In Genesis 15 we find that God is making a promise to Abraham.   His descendants, that would start with his own child that he and Sarah will have together, will be as numerous as the stars.  But this promise is also followed by a prophecy.  In Genesis 15:12-15 we read, As the sun was going down, a deep sleep fell upon Abram, and a deep and terrifying darkness descended upon him. Then the Lord said to Abram, “Know this for certain, that your offspring shall be aliens in a land that is not theirs, and shall be slaves there, and they shall be oppressed for four hundred years; but I will bring judgment on the nation that they serve, and afterward they shall come out with great possessions. As for yourself, you shall go to your ancestors in peace; you shall be buried in a good old age.    And God is faithful to his word.  He always follows through with his promises.

I’m sure most of us are pretty familiar with the story from here.  Abraham’s son is Isaac, whose son is Jacob.  Jacob has several sons, but one of them becomes prominent and given a powerful position in the government of the Pharaoh of Egypt.

Joseph, who was betrayed by his brothers and sold into slavery, finds himself in the land of Egypt.  But God uses this for good.  In the closing chapters of Genesis, peace has been restored within the family and forgiveness extended from Joseph to his brothers. All of the house of Jacob come to Egypt to live in this foreign land with Joseph in order to escape a famine in their own country.  All is well for the descendants of Abraham…

Remember the prophecy made to Abraham?  The one about 400 years of slavery in a foreign land?  In Exodus 1:5-14 we see,

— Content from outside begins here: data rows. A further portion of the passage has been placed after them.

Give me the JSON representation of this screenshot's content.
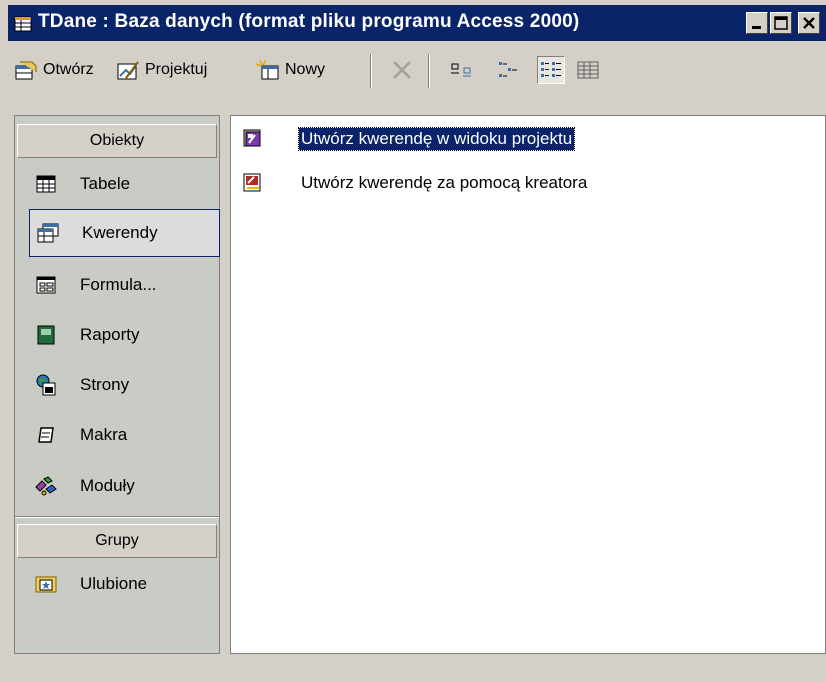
{
  "window": {
    "title": "TDane : Baza danych (format pliku programu Access 2000)",
    "app_icon": "database-window-icon",
    "controls": [
      "minimize-icon",
      "maximize-icon",
      "close-icon"
    ]
  },
  "toolbar": {
    "open_label": "Otwórz",
    "design_label": "Projektuj",
    "new_label": "Nowy",
    "icons": [
      "delete-icon",
      "large-icons-view-icon",
      "small-icons-view-icon",
      "list-view-icon",
      "details-view-icon"
    ]
  },
  "sidebar": {
    "objects_header": "Obiekty",
    "items": [
      {
        "label": "Tabele",
        "icon": "table-icon"
      },
      {
        "label": "Kwerendy",
        "icon": "query-icon"
      },
      {
        "label": "Formula...",
        "icon": "form-icon"
      },
      {
        "label": "Raporty",
        "icon": "report-icon"
      },
      {
        "label": "Strony",
        "icon": "page-icon"
      },
      {
        "label": "Makra",
        "icon": "macro-icon"
      },
      {
        "label": "Moduły",
        "icon": "module-icon"
      }
    ],
    "selected": "Kwerendy",
    "groups_header": "Grupy",
    "groups": [
      {
        "label": "Ulubione",
        "icon": "favorites-folder-icon"
      }
    ]
  },
  "main": {
    "items": [
      {
        "label": "Utwórz kwerendę w widoku projektu",
        "icon": "query-design-icon",
        "selected": true
      },
      {
        "label": "Utwórz kwerendę za pomocą kreatora",
        "icon": "query-wizard-icon",
        "selected": false
      }
    ]
  },
  "colors": {
    "title_bar": "#0a246a",
    "selection": "#0a246a",
    "face": "#d4d0c8",
    "sidebar_bg": "#c8ccc4"
  }
}
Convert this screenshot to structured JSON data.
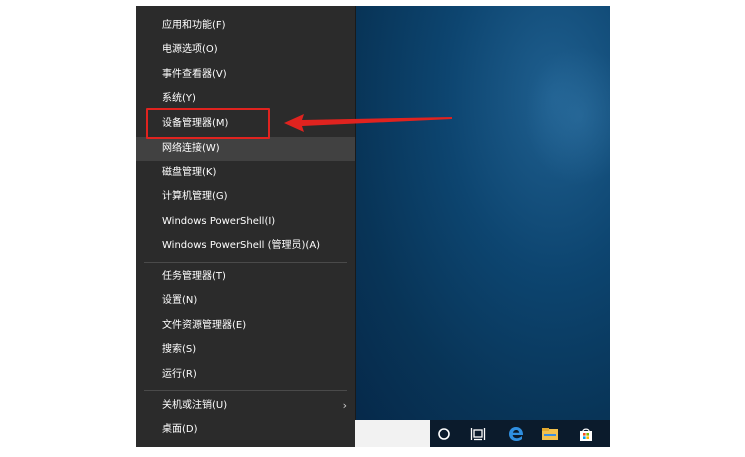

The total number of people born to Jacob was seventy. Joseph was already in Egypt. Then Joseph died, and all his brothers, and that whole generation.  But the Israelites were fruitful and prolific; they multiplied and grew exceedingly strong, so that the land was filled with them.  Now a new king arose over Egypt, who did not know Joseph. He said to his people, “Look, the Israelite people are more numerous and more powerful than we. Come, let us deal shrewdly with them, or they will increase and, in the event of war, join our enemies and fight against us and escape from the land.” Therefore they set taskmasters over them to oppress them with forced labor. They built supply cities, Pithom and Rameses, for Pharaoh. But the more they were oppressed, the more they multiplied and spread, so that the Egyptians came to dread the Israelites. The Egyptians became ruthless in imposing tasks on the Israelites, and made their lives bitter with hard service in mortar and brick and in every kind of field labor. They were ruthless in all the tasks that they imposed on them.”

While there is some debate between scholars as to whether the 400-year timeline begins with Ismael persecuting Isaac when he is five or begins with the time of Jacob and his family going to Egypt, in these passages, we see clearly the prophecy coming true.  The new Pharaoh has forgotten the favor shown to Joseph and his family.

Not only has he forgotten this, but the sheer number of Israelites are making him nervous.  The original seventy Israelites that made up the number of Jacob’s family that immigrated to Egypt has exploded to a population of several hundred thousand!

If you enjoyed Part One, please visit next week for Part Two.